Link to ARC home page.

Appalachian Community Leaders Explore Opportunities for Jobs and Economic Growth in the Wind Industry

September 2009


WASHINGTON, September 25, 2009—Approximately 80 local and state leaders from across the Appalachian Region participated in a conference on September 24 in Roanoke, Virginia, to explore the economic opportunities, benefits, and challenges associated with wind energy development.

Sponsored by the Appalachian Regional Commission (ARC) in partnership with the U.S. Department of Energy, the American Wind Energy Association, and the National Wind Coordinating Collaborative, the invitation-only event provided practical guidance on developing wind farms as well as information on workforce needs and siting considerations involved in their construction. Funding sources available for community scale wind development were also highlighted.

"The wind industry is already bringing economic opportunity to the Appalachian Region in the form of jobs and clean energy," stated ARC Federal Co-Chair Anne B. Pope. "ARC and its partners convened this forum for community leaders to generate dialogue about the energy potential of wind so they can make informed decisions that best fit their local development priorities."

Stephen Walz, senior advisor for energy policy to Virginia Governor Tim Kaine and director of the Virginia Department of Mines, Minerals, and Energy, said his state was pleased to host the conference: "We are glad to welcome key community and wind industry leaders to Virginia to help develop the renewable energy and green jobs available from wind power development."

According to the American Wind Energy Association, the U.S. wind industry accounted for 42 percent of new electricity generators installed nationwide in 2008, and created 35,000 jobs that year, boosting the number of people employed in wind power to 85,000.

"Wind is a cost-effective resource today," said Susan Williams Sloan of the American Wind Energy Association. "Appalachian states are already manufacturing components and developing wind energy, and the benefits are being realized in states like Pennsylvania and West Virginia through jobs and increased revenues to townships, counties, and landowners."

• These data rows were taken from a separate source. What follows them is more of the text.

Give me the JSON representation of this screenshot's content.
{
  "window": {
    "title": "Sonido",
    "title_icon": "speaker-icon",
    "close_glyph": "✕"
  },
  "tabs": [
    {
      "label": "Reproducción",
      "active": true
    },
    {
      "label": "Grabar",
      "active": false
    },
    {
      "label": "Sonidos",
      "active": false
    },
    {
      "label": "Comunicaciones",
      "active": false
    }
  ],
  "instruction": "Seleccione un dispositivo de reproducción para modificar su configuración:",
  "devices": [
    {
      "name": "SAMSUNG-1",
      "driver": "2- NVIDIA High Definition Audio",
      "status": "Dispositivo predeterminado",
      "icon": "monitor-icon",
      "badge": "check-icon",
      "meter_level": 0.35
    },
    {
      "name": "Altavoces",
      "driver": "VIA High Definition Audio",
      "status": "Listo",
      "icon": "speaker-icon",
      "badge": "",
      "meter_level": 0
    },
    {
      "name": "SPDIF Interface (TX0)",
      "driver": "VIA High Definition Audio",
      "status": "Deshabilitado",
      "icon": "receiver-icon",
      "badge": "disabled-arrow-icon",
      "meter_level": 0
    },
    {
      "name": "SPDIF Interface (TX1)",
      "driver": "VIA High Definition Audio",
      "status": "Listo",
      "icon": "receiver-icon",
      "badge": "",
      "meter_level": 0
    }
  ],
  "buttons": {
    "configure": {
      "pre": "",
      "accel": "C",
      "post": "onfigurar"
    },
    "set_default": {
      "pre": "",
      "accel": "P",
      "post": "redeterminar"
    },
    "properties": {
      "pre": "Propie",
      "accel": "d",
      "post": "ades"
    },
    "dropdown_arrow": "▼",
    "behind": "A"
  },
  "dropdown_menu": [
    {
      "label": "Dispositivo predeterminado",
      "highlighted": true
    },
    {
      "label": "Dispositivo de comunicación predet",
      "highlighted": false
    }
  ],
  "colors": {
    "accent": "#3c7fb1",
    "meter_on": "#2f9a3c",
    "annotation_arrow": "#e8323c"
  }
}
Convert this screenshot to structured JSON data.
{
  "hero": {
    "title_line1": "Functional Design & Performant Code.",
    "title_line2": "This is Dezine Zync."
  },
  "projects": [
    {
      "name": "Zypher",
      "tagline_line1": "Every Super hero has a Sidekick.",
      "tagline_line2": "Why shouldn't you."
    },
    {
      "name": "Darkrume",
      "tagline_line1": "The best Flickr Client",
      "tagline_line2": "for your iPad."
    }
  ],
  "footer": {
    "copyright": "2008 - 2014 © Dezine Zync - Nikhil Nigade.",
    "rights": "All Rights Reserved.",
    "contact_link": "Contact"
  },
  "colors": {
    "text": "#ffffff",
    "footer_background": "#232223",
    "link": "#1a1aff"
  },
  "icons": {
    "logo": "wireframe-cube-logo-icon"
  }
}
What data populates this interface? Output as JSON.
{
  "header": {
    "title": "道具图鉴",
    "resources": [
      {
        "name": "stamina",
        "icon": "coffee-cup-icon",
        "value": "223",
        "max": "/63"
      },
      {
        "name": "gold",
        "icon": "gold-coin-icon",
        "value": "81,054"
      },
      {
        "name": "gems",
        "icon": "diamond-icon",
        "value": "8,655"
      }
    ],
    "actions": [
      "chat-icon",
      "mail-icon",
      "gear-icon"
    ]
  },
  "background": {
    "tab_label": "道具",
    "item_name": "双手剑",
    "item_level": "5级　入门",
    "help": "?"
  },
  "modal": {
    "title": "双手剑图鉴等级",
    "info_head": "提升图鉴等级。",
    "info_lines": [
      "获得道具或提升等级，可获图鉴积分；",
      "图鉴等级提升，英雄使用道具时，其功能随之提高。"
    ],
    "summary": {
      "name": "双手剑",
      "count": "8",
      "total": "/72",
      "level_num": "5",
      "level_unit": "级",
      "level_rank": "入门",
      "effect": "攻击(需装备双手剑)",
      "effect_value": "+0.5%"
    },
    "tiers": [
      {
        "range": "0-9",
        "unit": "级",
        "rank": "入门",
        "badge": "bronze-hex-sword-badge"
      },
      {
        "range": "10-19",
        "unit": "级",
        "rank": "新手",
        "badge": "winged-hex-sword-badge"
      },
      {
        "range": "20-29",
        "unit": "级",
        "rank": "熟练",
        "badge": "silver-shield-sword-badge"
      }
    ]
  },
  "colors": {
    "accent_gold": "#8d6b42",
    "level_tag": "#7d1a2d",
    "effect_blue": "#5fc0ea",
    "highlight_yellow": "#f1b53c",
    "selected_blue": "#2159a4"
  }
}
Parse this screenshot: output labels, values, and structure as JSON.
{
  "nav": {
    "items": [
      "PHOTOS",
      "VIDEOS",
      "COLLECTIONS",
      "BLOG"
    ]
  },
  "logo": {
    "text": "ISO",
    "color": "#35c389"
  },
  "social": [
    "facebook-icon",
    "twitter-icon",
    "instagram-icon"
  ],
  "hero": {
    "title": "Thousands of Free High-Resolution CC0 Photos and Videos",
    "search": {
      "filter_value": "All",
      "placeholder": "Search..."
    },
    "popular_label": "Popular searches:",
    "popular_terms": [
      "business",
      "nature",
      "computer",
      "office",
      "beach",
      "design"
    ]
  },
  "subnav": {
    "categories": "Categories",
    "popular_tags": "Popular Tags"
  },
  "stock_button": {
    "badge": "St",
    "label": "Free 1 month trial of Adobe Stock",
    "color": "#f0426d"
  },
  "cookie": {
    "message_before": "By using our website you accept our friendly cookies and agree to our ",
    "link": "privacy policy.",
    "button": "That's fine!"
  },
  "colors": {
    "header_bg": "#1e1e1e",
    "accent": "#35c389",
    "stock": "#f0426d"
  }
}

Other co-sponsors of the conference included the Georgia Environmental Facilities Authority, the Maryland Energy Administration, the North Carolina State Energy Office, the Kentucky Department for Energy Development and Independence, the Pennsylvania Department of Environmental Protection, the Tennessee Department of Economic and Community Development, and the West Virginia Division of Energy.

For more information on the event, contact ARC entrepreneurship initiative manager Ray Daffner at 202.884.7777 or at